acidophil

 [as´id-o-fil″]
1. a histologic structure, cell, or other element staining readily with acid dyes.
2. one of the hormone-producing acidophilic cells of the adenohypophysis; types include corticotrophs, lactotrophs, lipotrophs, and somatotrophs. Called also alpha cell.
3. an organism that grows well in highly acid media.

ac·i·do·phil

, acidophile (ă-sid'ō-fil, ă-sid'ō-fīl),
1. A structure, cell, or other histologic element staining readily with acidic dyes.
2. One of the acid-staining cells of the anterior pituitary.
3. A microorganism that grows well in a highly acidic medium.
[acid + G. philos, fond]

acidophil

/acid·o·phil/ (ah-sid´o-fil″)
1. a histologic structure, cell, or other element staining readily with acid dyes.
2. one of the hormone-producing acidophilic cells of the adenohypophysis; types include corticotrophs, lactotrophs, lipotrophs, and somatotrophs.
3. an organism that grows well in highly acid media.

acidophil

[as′idōfil, əsid′əfil]
Etymology: L, acidus + Gk, philein, to love
1 a cell or cell constituent with an affinity for acid dyes.
2 an organism that thrives in an acid medium. acidophilic, adj.

acidophil

(1) Eosinophil. 
(2) A nonspecific term for any "acidophilic" cell—i.e., one which stains with eosin, a red dye.

ac·i·do·phil

, acidophile (ă-sid'ŏ-fil, -fīl)
1. Synonym(s): acidophilic.
2. One of the acid-staining cells of the anterior pituitary.
3. A microorganism that grows well in a highly acid medium.
[acid + G. philos, fond]

ac·i·do·phil

, acidophile (ă-sid'ŏ-fil, ă-sid'ŏ-fīl)
A structure, cell, or other histologic element staining readily with acidic dyes.
[acid + G. philos, fond]

acidophil
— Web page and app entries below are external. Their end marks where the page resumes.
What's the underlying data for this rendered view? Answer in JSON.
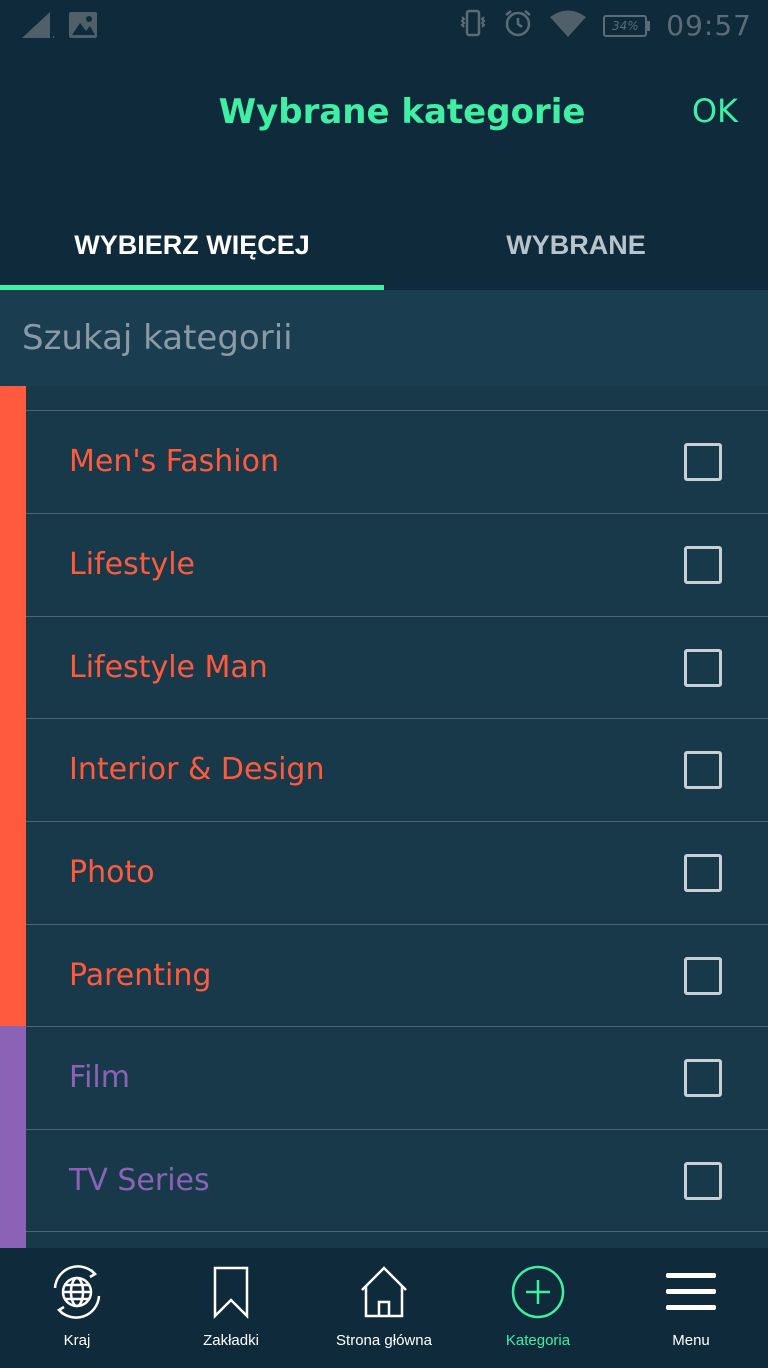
{
  "status_bar": {
    "time": "09:57",
    "battery": "34%"
  },
  "header": {
    "title": "Wybrane kategorie",
    "ok_label": "OK"
  },
  "tabs": [
    {
      "label": "WYBIERZ WIĘCEJ",
      "active": true
    },
    {
      "label": "WYBRANE",
      "active": false
    }
  ],
  "search": {
    "placeholder": "Szukaj kategorii"
  },
  "categories": [
    {
      "label": "Men's Fashion",
      "checked": false,
      "color": "#ff5a3d"
    },
    {
      "label": "Lifestyle",
      "checked": false,
      "color": "#ff5a3d"
    },
    {
      "label": "Lifestyle Man",
      "checked": false,
      "color": "#ff5a3d"
    },
    {
      "label": "Interior & Design",
      "checked": false,
      "color": "#ff5a3d"
    },
    {
      "label": "Photo",
      "checked": false,
      "color": "#ff5a3d"
    },
    {
      "label": "Parenting",
      "checked": false,
      "color": "#ff5a3d"
    },
    {
      "label": "Film",
      "checked": false,
      "color": "#8a63b7"
    },
    {
      "label": "TV Series",
      "checked": false,
      "color": "#8a63b7"
    }
  ],
  "bottom_nav": [
    {
      "label": "Kraj",
      "icon": "globe-icon",
      "active": false
    },
    {
      "label": "Zakładki",
      "icon": "bookmark-icon",
      "active": false
    },
    {
      "label": "Strona główna",
      "icon": "home-icon",
      "active": false
    },
    {
      "label": "Kategoria",
      "icon": "add-circle-icon",
      "active": true
    },
    {
      "label": "Menu",
      "icon": "hamburger-icon",
      "active": false
    }
  ],
  "colors": {
    "accent": "#3ff0a4",
    "header_bg": "#0f2a3a",
    "list_bg": "#17394a",
    "group_orange": "#ff5a3d",
    "group_purple": "#8a63b7"
  }
}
1. a histological structure, cell, or other element staining readily with acid dyes.
2. an alpha cell of the anterior lobe of the pituitary gland or the pancreatic islets.
3. an organism that grows well in highly acid media.
4. acidophilic.
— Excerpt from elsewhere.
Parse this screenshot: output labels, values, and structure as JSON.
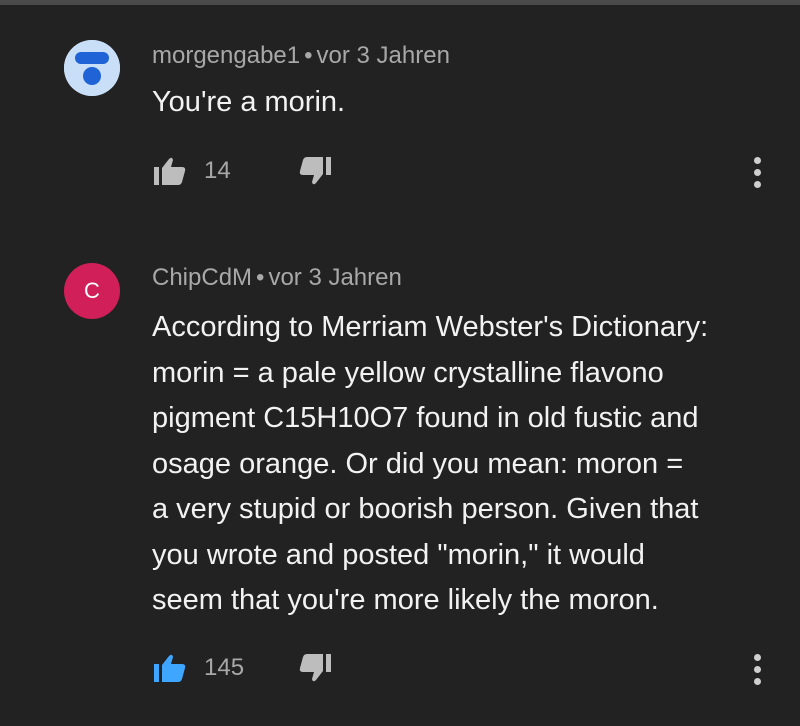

acidophil neoplasms
adenomas and adenocarcinomas of the pars distalis of the pituitary gland are recorded in cats, dogs, sheep and rats. These are infrequently functional but may have space-occupying effects on the pituitary and hypothalamus. They have been associated with diabetes mellitus in cats, galactorrhea in ewes, and metahypophyseal diabetes in dogs.